“Of course not!  It’s surely only a mirage…  See, when we stand up, the legs of the “Shades” seem to evaporate!”

The elder of his two companions replies:

“I’ve seen lots of mirages in Africa, but never anything like this!  You can clearly see their helmets and their chainmail…  and some of them are a lot bigger than others!”

Guthrie says:

“It’s strange!  There are only foot soldiers…  Now they are going straight for the ruins!  Dawn isn’t far off…  look!  You can see the spears glittering…  It’s really crazy!  I must absolutely see this close up.  Yami!…”

The Crete guide has gathered his mules who are moving nervously.  He cries out:

“In the name of Saint Panasia, let us leave!  The Shades are a bad omen!”

“Right…  I’ll go on foot!  Try not to let me out of your sight!”

His companions want to stop him, but the engineer has already taken off running.  Five minutes have gone by since the beginning of the apparition and the little group that has remained near the sea, watches, petrified, as the Englishman goes towards the head of the column which is now less than one hundred metres from the castle.  A few seconds later, the witnesses see him traverse the column and go towards the heights which surround the fortress on the mountains side.

Guthrie is 400 metres from them now, but his companions still clearly see him transparently through the fantastic troop, whose progression had in no way been disturbed when the Englishman opened a passage through it.

Still through the column, they again see him waving his arms, moving forward, moving back, and making signs to them to make them understand that he is seeing the phenomenon too, from the side on which he is.

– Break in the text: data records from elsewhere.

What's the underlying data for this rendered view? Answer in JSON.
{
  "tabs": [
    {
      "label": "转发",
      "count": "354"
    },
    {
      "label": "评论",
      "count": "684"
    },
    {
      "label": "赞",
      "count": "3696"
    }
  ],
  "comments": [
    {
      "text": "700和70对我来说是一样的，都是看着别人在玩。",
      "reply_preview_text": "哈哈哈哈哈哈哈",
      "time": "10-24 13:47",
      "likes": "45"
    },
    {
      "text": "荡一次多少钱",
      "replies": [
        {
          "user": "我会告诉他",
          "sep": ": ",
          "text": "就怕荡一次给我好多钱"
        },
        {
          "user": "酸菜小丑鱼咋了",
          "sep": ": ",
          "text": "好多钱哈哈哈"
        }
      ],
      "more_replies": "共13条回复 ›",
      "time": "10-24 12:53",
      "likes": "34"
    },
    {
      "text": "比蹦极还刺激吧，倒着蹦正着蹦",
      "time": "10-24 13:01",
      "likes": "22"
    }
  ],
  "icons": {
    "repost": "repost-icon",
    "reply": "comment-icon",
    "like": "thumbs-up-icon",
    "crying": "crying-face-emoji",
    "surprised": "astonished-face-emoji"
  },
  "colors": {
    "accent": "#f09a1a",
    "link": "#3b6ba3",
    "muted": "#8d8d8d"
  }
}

Only a quarter of an hour has passed.  Those who are contemplating, fascinated, this incredible spectacle, have to crouch down again to continue to see it.  Already, the legs and trunks of the spectres have become invisible again…  Soon the only thing left of the warriors of the shadows, is a flash of light on a sword or a shield.  Shadows returned to the shadows, evaporated like the dew in the rising sun…

***

To be continued.

Advertisements